The Current Aluminum Supply Chain
Unless you’ve been living off the grid on a remote desert island, you’re well aware that the last couple of years have seen some unprecedented disruptions to global supply chains, affecting products of all kinds. From breakfast cereal and consumer goods to computer chips and, unfortunately, aluminum and other building materials, the availability of numerous products and commodities have suffered from production and logistical issues.
Where Does Aluminum Come From?
What we think of as aluminum doesn’t occur that way in nature. Obtaining familiar aluminum in an energy-intensive process that starts with bauxite ore which is mined primarily in Australia, Guinea, China, and Brazil. Bauxite ore is processed into aluminum oxide, also called alumina. Alumina is then smelted to produce aluminum. To end up with a ton of aluminum, about 4.5 tons of bauxite ore are needed. China has, by far, the largest smelting capacity.
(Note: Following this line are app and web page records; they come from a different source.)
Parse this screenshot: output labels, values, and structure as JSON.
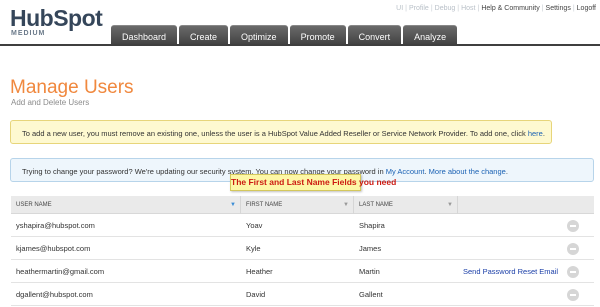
{
  "logo": {
    "name": "HubSpot",
    "edition": "MEDIUM"
  },
  "toplinks": {
    "faint": [
      "UI",
      "Profile",
      "Debug",
      "Host"
    ],
    "main": [
      "Help & Community",
      "Settings",
      "Logoff"
    ]
  },
  "nav": {
    "tabs": [
      "Dashboard",
      "Create",
      "Optimize",
      "Promote",
      "Convert",
      "Analyze"
    ]
  },
  "page": {
    "title": "Manage Users",
    "subtitle": "Add and Delete Users"
  },
  "notice_limit": {
    "text": "To add a new user, you must remove an existing one, unless the user is a HubSpot Value Added Reseller or Service Network Provider. To add one, click ",
    "link": "here",
    "end": "."
  },
  "notice_password": {
    "text": "Trying to change your password? We're updating our security system. You can now change your password in ",
    "link1": "My Account",
    "mid": ". ",
    "link2": "More about the change",
    "end": "."
  },
  "callout": "The First and Last Name Fields you need",
  "table": {
    "headers": {
      "user": "USER NAME",
      "first": "FIRST NAME",
      "last": "LAST NAME"
    },
    "rows": [
      {
        "user": "yshapira@hubspot.com",
        "first": "Yoav",
        "last": "Shapira",
        "action": ""
      },
      {
        "user": "kjames@hubspot.com",
        "first": "Kyle",
        "last": "James",
        "action": ""
      },
      {
        "user": "heathermartin@gmail.com",
        "first": "Heather",
        "last": "Martin",
        "action": "Send Password Reset Email"
      },
      {
        "user": "dgallent@hubspot.com",
        "first": "David",
        "last": "Gallent",
        "action": ""
      }
    ]
  },
  "colors": {
    "accent": "#f0883e",
    "nav": "#3f3f3f",
    "callout_text": "#cc1b12",
    "link": "#1b62b4"
  }
}
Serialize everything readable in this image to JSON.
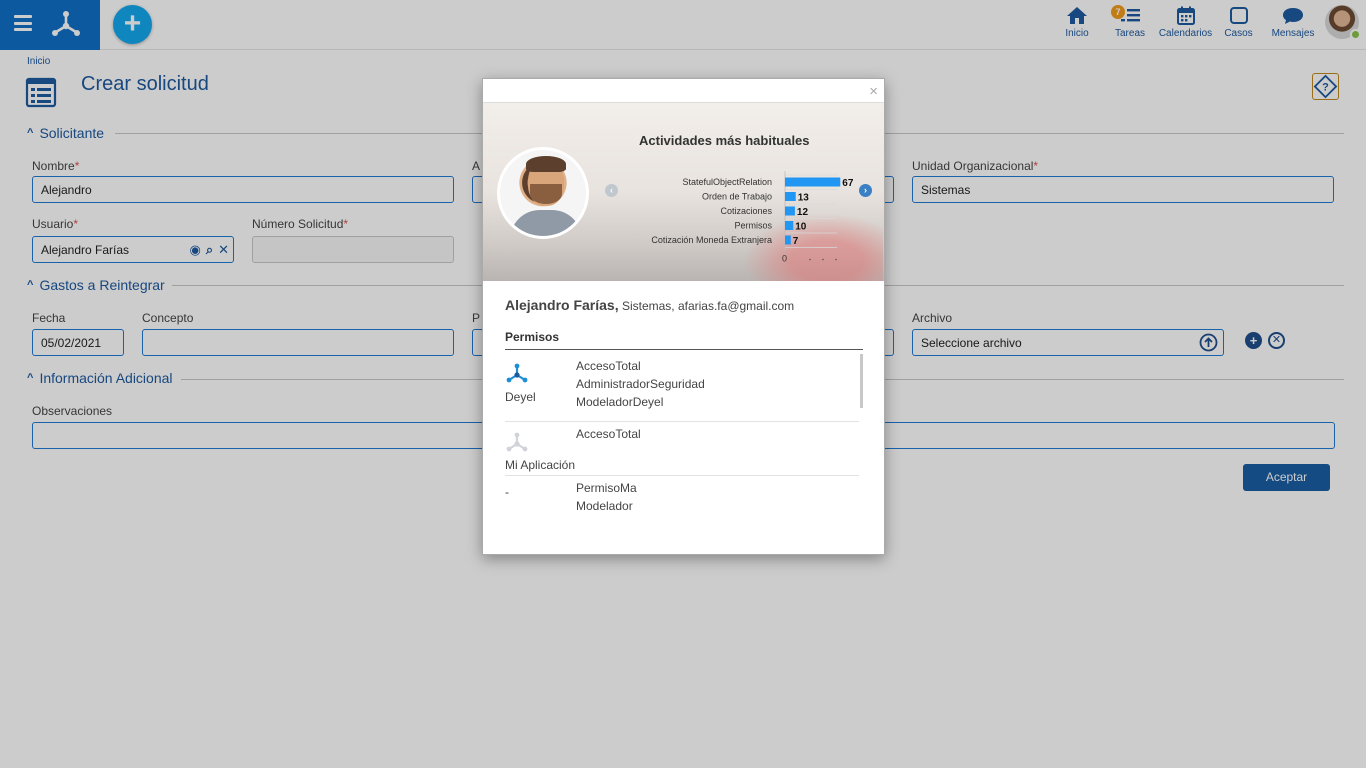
{
  "topbar": {
    "nav": [
      {
        "label": "Inicio",
        "icon": "home-icon"
      },
      {
        "label": "Tareas",
        "icon": "tasks-icon",
        "badge": "7"
      },
      {
        "label": "Calendarios",
        "icon": "calendar-icon"
      },
      {
        "label": "Casos",
        "icon": "cases-icon"
      },
      {
        "label": "Mensajes",
        "icon": "messages-icon"
      }
    ],
    "add_label": "+"
  },
  "page": {
    "breadcrumb": "Inicio",
    "title": "Crear solicitud"
  },
  "sections": {
    "solicitante": "Solicitante",
    "gastos": "Gastos a Reintegrar",
    "info": "Información Adicional"
  },
  "form": {
    "nombre_label": "Nombre",
    "nombre_value": "Alejandro",
    "apellido_label": "A",
    "unidad_label": "Unidad Organizacional",
    "unidad_value": "Sistemas",
    "usuario_label": "Usuario",
    "usuario_value": "Alejandro Farías",
    "numero_label": "Número Solicitud",
    "fecha_label": "Fecha",
    "fecha_value": "05/02/2021",
    "concepto_label": "Concepto",
    "p_label": "P",
    "archivo_label": "Archivo",
    "archivo_value": "Seleccione archivo",
    "observaciones_label": "Observaciones",
    "aceptar_label": "Aceptar"
  },
  "modal": {
    "close": "×",
    "chart_title": "Actividades más habituales",
    "user_name": "Alejandro Farías,",
    "user_details": "Sistemas, afarias.fa@gmail.com",
    "permisos_header": "Permisos",
    "apps": [
      {
        "name": "Deyel",
        "permissions": [
          "AccesoTotal",
          "AdministradorSeguridad",
          "ModeladorDeyel"
        ]
      },
      {
        "name": "Mi Aplicación",
        "permissions": [
          "AccesoTotal"
        ]
      },
      {
        "name": "-",
        "permissions": [
          "PermisoMa",
          "Modelador"
        ]
      }
    ]
  },
  "chart_data": {
    "type": "bar",
    "orientation": "horizontal",
    "title": "Actividades más habituales",
    "categories": [
      "StatefulObjectRelation",
      "Orden de Trabajo",
      "Cotizaciones",
      "Permisos",
      "Cotización Moneda Extranjera"
    ],
    "values": [
      67,
      13,
      12,
      10,
      7
    ],
    "xlim": [
      0,
      80
    ],
    "x_tick_labels": [
      "0"
    ],
    "grid": true,
    "color": "#2196f3"
  },
  "colors": {
    "brand": "#1070c8",
    "accent": "#14a8ef",
    "title": "#1e5aa0",
    "badge": "#f39b1b",
    "button": "#1a5ea3"
  }
}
What Problems Has the Global Aluminum Supply Chain Seen Recently?
As with many supply chain issues since the pandemic began, a combination of lockdowns, worker quarantines, weather disruptions, changes in other commodity prices, and transit delays have made the availability and quantity of goods very unpredictable. In the case of aluminum, an added disruption occurred in November 2021 when one of the world’s largest aluminum smelters, in China, suffered an explosion that halted production. A rise in coal prices has also increased smelting costs, which has had a corresponding effect on aluminum prices. In addition, adjustments to the tariffs applicable to aluminum imports have affected the American aluminum supply, and, by extension, work and jobs in construction and other industries.
How Have Supply Chain Issues Affected Aluminum Prices?
By nearly a year into the pandemic, disruptions had caused the price of aluminum to rise over 60% from before it started, and current projections are for prices to continue to increase through 2022 an additional 5 to 8%. Existing supply had allowed manufacturers to keep prices lower for a short time, but as those supplies needed to be replenished, prices have risen across the board.
Usage of Aluminum
The United States imports more aluminum than any other country, and countless industries take advantage of this desirable material. While the construction and transportation industries use the largest percentage of aluminum, the electric and electronics industries, as well as the packaging industry which needs aluminum for cans and foil, are also large consumers.
Why is Aluminum in Such High Demand?
With usage eclipsed only by steel, aluminum is popular and suitable for numerous industries, particularly construction. Strong, easy to work with, corrosion-resistant, and easy to recycle, aluminum is extremely versatile. Increasing consumer demand for readily recyclable materials and light weight that belies its strength, make aluminum incredibly popular.
Effects of Supply Chain Disruptions on the Construction Industry
Aluminum is a go-to material for many critical components in construction, particularly windows, curtain wall framing, and related parts. In general, existing contracts have maintained pre-pandemic pricing, while new contracts will often reflect the steep rise in the price of aluminum and other building supplies.
How FreMarq Innovations Accommodates Fluctuations in Aluminum Prices
At FreMarq Innovations, our goal is to provide superior energy efficiency for your building in the most cost-effective way. Even when base materials, including aluminum, increase in cost, our Zero•Net™ systems can provide substantial savings by integrating our patented FortMax™ thermal barrier.
Whether you’re incorporating a curtain wall as part of a new building design, or retrofitting an existing structure, FreMarq Innovations has the expertise to provide highly-effective, attractive, cost-effective results. Contact us today to learn more about our pressure and unitized curtain wall systems, fixed windows, zero sightline vents, and retrofit solutions with industry-leading thermal barrier performance.